To relieve pain and other symptoms, a doctor will insert a tube to drain fluid from the abdomen or chest.

What Mesothelioma research is being done?

The National Cancer Institute (NCI) currently sponsors clinical trials that attempt to find new treatments and improve existing ones. If you want to participate, consult with your doctor and call 1-800-4CANCER. For more information, visit http://www.cancer.gov to locate news on clinical trials and a catalogue of relevant publications.

How does Asbestos lead to Mesothelioma?

Small asbestos fibers can be easily inhaled by workers. Inflammation occurs when the body attempts to break down and eliminate these particles from the lungs.

The particles can reach the smallest and most distant parts of the lungs. These fibers cannot be removed by coughing unless they attach to mucus in the air passages. They can also remain in the tissue around the chest or stomach cavity, where they cause inflammation and lead to mesothelioma.

Asbestos particles can damage the lungs by forming scar tissue. Those who have been exposed to asbestos have a seven times greater risk for developing lung cancer than those who have not been exposed. The three causes of death for those with significant asbestos exposure are mesothelioma, lung cancer and lung scarring, referred to as asbestosis.

Does Asbestos Cause Mesothelioma?

The primary cause of mesothelioma is exposure to asbestos. In the United States, most cases of mesothelioma are related to asbestos exposure. There are several types of asbestos, but asbestos can broadly be described as a fibrous mineral that has been used in numerous industrial products. Some asbestos products include brake lining, insulation, and roofing materials. When workers use these products, they may be exposed to asbestos dust. Workers can breathe airborne asbestos fibers, which then become lodged in the lungs. These tiny fibers can work their way through the lungs and into the membrane surrounding the lungs. The asbestos fibers can irritate the mesothelium or peritoneum, eventually causing cancerous cells to develop.

Do I Need a Mesothelioma Attorney?

Many companies were aware of the hazards of asbestos exposure, but continued to risk the health of their employees by failing to take steps to protect their workers. As a result, former employees who later develop mesothelioma may be eligible for financial compensation from the employer or other parties responsible for the asbestos exposure. It is essential that you obtain representation from a knowledgeable mesothelioma attorney as soon as possible. The Serling Asbestos and Mesothelioma Law Firm can file a claim on your behalf to help you get the compensation you deserve to cover your medical bills, lost wages, pain and suffering, and other damages.

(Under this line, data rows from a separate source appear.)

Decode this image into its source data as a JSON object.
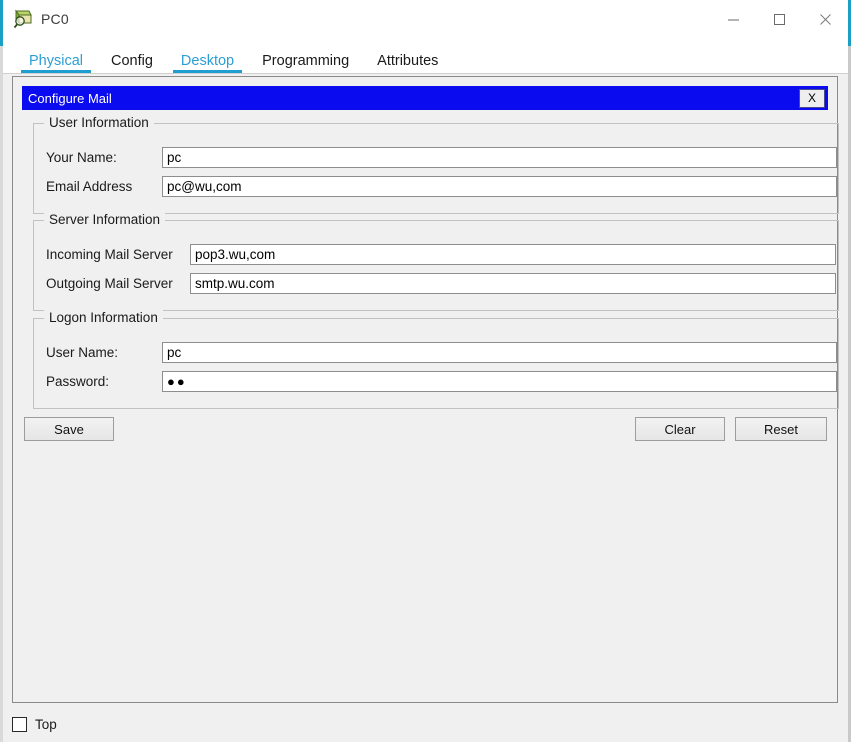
{
  "window": {
    "title": "PC0",
    "icon": "pc-device-icon",
    "controls": [
      {
        "name": "minimize-button",
        "glyph": "–"
      },
      {
        "name": "maximize-button",
        "glyph": "□"
      },
      {
        "name": "close-button",
        "glyph": "✕"
      }
    ],
    "accent_color": "#1c9fc4"
  },
  "tabs": [
    {
      "label": "Physical",
      "active": true
    },
    {
      "label": "Config",
      "active": false
    },
    {
      "label": "Desktop",
      "active": true
    },
    {
      "label": "Programming",
      "active": false
    },
    {
      "label": "Attributes",
      "active": false
    }
  ],
  "dialog": {
    "title": "Configure Mail",
    "title_bar_color": "#0b0bf0",
    "close_label": "X"
  },
  "groups": {
    "user": {
      "title": "User Information",
      "fields": [
        {
          "label": "Your Name:",
          "value": "pc"
        },
        {
          "label": "Email Address",
          "value": "pc@wu,com"
        }
      ]
    },
    "server": {
      "title": "Server Information",
      "fields": [
        {
          "label": "Incoming Mail Server",
          "value": "pop3.wu,com"
        },
        {
          "label": "Outgoing Mail Server",
          "value": "smtp.wu.com"
        }
      ]
    },
    "logon": {
      "title": "Logon Information",
      "fields": [
        {
          "label": "User Name:",
          "value": "pc"
        },
        {
          "label": "Password:",
          "value": "●●"
        }
      ]
    }
  },
  "buttons": {
    "save": "Save",
    "clear": "Clear",
    "reset": "Reset"
  },
  "bottom": {
    "top_label": "Top",
    "top_checked": false
  }
}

Mesothelioma is a terrible disease that leaves little hope for the future of its victims. A mesothelioma lawyer can help by recommending the best course of legal action to obtain the compensation you and your family deserve and need. To learn more about your legal options, trust a dedicated asbestos and mesothelioma lawyer.